One of these days we will have to find out which conductors Pope Benedict loves. Well, I imagine he esteems Furtwangler too.

Here is an excellent video, in color, of the back of the maestro's head.

Monday, January 19, 2015

I Bought Me A Cat

What with our new cat Jeoffry, pictured above, I keep thinking of that great Aaron Copland treatment of the old American song "I Bought Me A Cat." Today it is time to listen to it!

I love the creativity on YouTube and someone put together this sweet video of the song performed by the great baritone William Warfield. That opening picture of the cat is priceless.

When I was a kid, William Warfield was a soloist in my Mozart Requiem recording and of course he was wonderful. Here he gets to kick back.

Take it, Mr. Warfield.

Tuesday, January 13, 2015

Wolf's Three Kings

Bragging about my baking and the Three Kings bread I made that was such a hit at St. Anthony's, I got a song running through my head. And it was Hugo Wolf's "Epiphinias."

It is a sort of children's song by Goethe about the Three Kings. There is one line I especially love. It is in the second verse when the song goes, "There are three Kings. There are not four. If a fourth king were to be added there would be one Three King more."
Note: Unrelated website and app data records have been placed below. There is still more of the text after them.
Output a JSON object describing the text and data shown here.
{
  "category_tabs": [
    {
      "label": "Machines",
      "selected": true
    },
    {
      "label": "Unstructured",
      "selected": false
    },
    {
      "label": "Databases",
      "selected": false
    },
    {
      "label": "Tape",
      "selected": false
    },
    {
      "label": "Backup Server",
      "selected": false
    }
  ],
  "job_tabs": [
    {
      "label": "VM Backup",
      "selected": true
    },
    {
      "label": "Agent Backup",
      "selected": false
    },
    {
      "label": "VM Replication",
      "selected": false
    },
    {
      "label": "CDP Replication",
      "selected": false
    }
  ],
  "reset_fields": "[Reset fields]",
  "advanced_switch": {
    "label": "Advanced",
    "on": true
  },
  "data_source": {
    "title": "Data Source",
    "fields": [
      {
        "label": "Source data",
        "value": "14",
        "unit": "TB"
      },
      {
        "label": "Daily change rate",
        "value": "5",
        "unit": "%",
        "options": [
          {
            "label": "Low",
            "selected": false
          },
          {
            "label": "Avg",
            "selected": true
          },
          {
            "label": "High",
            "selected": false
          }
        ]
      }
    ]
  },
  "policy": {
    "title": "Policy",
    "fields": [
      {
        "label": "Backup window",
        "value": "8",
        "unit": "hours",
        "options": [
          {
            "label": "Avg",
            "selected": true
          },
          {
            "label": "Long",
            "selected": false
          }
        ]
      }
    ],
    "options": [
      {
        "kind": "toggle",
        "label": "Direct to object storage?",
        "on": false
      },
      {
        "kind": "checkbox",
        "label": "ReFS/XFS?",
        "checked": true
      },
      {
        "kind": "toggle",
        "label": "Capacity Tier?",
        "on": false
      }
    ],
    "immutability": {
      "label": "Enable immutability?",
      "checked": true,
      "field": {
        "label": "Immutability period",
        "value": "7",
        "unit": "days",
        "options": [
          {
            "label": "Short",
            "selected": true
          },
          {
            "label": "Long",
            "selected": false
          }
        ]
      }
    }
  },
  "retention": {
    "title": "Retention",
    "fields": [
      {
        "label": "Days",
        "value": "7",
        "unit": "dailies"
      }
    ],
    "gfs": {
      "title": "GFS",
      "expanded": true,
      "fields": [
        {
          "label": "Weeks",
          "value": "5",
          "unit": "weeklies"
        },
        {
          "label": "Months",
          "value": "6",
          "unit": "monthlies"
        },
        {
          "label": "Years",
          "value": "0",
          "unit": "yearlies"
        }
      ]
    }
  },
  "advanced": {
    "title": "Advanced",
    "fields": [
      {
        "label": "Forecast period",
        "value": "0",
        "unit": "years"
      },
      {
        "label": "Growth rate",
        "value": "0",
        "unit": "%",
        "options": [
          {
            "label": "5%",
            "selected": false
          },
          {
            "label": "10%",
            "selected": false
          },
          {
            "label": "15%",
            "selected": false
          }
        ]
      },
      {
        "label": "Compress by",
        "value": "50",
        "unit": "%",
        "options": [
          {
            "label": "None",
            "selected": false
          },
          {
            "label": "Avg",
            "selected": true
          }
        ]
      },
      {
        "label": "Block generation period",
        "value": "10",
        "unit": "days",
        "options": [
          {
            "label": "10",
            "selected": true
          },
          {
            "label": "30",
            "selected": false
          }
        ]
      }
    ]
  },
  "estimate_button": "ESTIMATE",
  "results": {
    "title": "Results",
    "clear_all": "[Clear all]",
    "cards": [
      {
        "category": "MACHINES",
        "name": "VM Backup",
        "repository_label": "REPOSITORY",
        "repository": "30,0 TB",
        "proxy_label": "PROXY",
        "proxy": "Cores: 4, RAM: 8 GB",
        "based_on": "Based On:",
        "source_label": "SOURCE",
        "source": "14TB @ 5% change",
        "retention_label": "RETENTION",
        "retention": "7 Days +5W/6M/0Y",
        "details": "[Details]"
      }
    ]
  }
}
Wow, listen to me, my off-the-cuff translation almost rhymes.

Wolf's setting of the song sounds to me kind of like Mahler. It is this spiky little march. So much fun. I chose this video for its images of the Three Kings, a theme I have always loved.

The singer is baritone Antonis Kontogeorgiou. I like him! The pianist is Diana Vranussi. Continuing with the credits, the painting at the top of the post is by a commercial artist with a wonderful name. It is Miki de Goodaboom!

First this sweet and ingenious song by Hugo Wolf and now this artist with this marvelous silly name.

How am I going to get any work done today?

Monday, January 12, 2015

An old song well sung

I have heard the title of the Christmas carol "Of the Father's Love Begotten" but I never gave it much thought until yesterday when we had to sing the melody in church.

We sang it as "Corde Natus Ex Parentis."

I love when Christmas carols go way back. "O Come O Come Emmanuel," I know, is extremely old. So is the tune to "The Friendly Beasts."

But this song, "Corde Natus Ex Parentis," it dates to the fifth century.  I love the lyricist's name. It is Aurelius Prudentius!

Above is a pretty treatment of the song in English. Here is a performance in Latin.

I would imagine this is the oldest Christmas carol around.

Whether or not that's true, it sure is beautiful.